| WHAT TO DO |
How many lines in the records below contain the word "text"? Answer with the number alone.
EXTRACTED MATERIAL Start Marker
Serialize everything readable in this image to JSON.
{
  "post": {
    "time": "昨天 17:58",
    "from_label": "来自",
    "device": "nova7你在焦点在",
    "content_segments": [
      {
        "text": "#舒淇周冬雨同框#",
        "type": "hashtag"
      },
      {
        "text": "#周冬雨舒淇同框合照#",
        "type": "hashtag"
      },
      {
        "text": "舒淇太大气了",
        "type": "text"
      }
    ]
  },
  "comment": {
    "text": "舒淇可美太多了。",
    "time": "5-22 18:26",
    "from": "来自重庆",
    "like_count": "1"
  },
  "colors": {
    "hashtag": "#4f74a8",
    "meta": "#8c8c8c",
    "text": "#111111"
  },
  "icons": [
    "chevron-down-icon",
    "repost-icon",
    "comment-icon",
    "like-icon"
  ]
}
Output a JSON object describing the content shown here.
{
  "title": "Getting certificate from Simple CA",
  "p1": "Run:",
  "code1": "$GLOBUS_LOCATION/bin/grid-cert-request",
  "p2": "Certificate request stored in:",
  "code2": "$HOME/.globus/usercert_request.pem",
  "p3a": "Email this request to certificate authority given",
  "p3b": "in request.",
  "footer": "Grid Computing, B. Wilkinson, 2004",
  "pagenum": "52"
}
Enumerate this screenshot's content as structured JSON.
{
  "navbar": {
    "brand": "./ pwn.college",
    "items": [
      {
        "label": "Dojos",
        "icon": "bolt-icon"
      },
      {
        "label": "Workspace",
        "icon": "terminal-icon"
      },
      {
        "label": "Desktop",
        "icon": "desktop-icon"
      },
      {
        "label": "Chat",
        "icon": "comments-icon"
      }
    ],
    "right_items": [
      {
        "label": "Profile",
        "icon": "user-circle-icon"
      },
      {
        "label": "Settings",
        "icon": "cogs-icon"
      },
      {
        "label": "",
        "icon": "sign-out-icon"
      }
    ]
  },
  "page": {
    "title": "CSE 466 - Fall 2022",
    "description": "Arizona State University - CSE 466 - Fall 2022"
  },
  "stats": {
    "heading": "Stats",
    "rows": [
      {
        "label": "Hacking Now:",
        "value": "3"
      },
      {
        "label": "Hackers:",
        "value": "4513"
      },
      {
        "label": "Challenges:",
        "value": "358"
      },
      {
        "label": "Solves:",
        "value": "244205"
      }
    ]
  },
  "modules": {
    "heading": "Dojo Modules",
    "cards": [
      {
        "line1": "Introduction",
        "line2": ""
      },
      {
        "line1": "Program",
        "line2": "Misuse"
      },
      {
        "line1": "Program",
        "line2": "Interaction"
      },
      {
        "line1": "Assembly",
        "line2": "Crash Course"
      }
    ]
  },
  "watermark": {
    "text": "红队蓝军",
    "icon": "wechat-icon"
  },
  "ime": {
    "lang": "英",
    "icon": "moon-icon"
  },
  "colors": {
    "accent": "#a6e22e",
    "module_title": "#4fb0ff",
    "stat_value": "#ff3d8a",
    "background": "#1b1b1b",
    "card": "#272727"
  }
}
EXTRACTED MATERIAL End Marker
| PROBLEM SOLUTION |
7